No one has yet “bitten” when TCTA has brought up the fact that Texas is one of a minority of states that do not require the disclosure of real estate sales prices. We have seen estimates that business properties, in particular, are undervalued by up to 75 percent in some areas, resulting in potentially billions of dollars in unrecognized local property taxes. (To his credit, one member of the commission, State Rep. Diego Bernal, filed a bill during the last regular session to require property sales price disclosure. It didn’t receive a hearing.) And if you want a fine example of bureaucratic waste, consider the process of property tax valuations and appeals, where everyone from the property owners to the taxing authority is bumbling around in the dark, having hearings and appeals, and trying to assess property without the benefit of the most pertinent information available – sales prices. 

Then we have the other issues in public education, like the apparently conflicting demands to improve teacher quality while the state simultaneously makes it ever easier for teachers to be hired without appropriate certification. More than 600 of the state’s current 700+ Districts of Innovation have exempted themselves from certification requirements, most under the guise of needing career and tech teachers, despite the fact that current law already provides flexibility for such situations. 

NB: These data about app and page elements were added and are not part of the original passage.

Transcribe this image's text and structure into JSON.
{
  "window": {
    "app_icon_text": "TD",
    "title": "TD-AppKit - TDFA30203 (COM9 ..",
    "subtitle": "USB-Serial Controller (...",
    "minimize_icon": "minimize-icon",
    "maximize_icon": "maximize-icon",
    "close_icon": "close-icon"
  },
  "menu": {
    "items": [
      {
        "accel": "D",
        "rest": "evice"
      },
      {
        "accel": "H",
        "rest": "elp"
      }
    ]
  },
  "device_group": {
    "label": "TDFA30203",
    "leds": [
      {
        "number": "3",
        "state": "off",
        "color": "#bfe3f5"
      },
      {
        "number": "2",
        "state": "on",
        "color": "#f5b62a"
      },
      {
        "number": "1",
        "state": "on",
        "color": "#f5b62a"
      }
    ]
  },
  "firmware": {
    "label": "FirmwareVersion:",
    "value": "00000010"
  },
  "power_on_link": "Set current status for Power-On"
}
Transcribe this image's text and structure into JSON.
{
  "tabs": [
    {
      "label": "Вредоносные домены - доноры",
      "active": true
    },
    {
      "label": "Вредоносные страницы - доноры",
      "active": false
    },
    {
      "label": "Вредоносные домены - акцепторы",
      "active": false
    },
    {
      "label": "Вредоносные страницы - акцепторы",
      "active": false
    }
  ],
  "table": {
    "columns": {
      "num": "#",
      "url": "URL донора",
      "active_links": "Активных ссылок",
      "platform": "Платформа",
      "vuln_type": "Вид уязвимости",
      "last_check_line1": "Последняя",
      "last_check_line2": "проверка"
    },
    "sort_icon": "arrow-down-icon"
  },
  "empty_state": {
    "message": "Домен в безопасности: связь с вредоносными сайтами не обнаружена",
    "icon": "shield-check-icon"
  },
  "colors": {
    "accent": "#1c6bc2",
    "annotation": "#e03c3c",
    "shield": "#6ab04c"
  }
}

And there’s the legislation passed last session that essentially provides a “get out of jail free” card for chronically low-performing traditional schools by pairing with a charter school. The best among the charter schools have made it pretty clear that they don’t strive to become turnaround options for low-performing traditional schools. 

The focus by some policymakers on increasing salaries, but under most proposals just for a select few teachers, strikes me as a way to say the right things about paying our “best” teachers more while doing it on the cheap. 

The Occupy movement seems to have foundered due in large part to the lack of a common message and a specific remedy sought, and I fear that many of the current movements may meet the same fate. My point, to finally reach one, is that school/teacher grievances and concerns need to move to the next level and start addressing potential solutions, even those that may be politically inconvenient or unpopular. The striking teachers in other states are having some success because (with the support and encouragement of their school administrations) they are asking specifically for more money, not only for their own benefits but for schools and students. In a recent article that allowed reader commentary, there was a blurb reporting on the STAAR online testing glitches that recently occurred. It was heartening to see the unanimity in the responses from readers: all suggested, in one way or another, that Texas get rid of the tests and spend those dollars on teachers and students. 

Many of you were involved in the recent primary election efforts to elect more education-friendly legislative candidates. While the end results were mixed, it’s important to recognize that progress was made, attention was captured, and this may be a longer and slower process than some of us might like. But it’s time to agree not just on what we don’t want but what we do, the details on how to accomplish those goals, and to start to rebuild from here if we want the traditional public school system, with good options and innovations, to survive and thrive.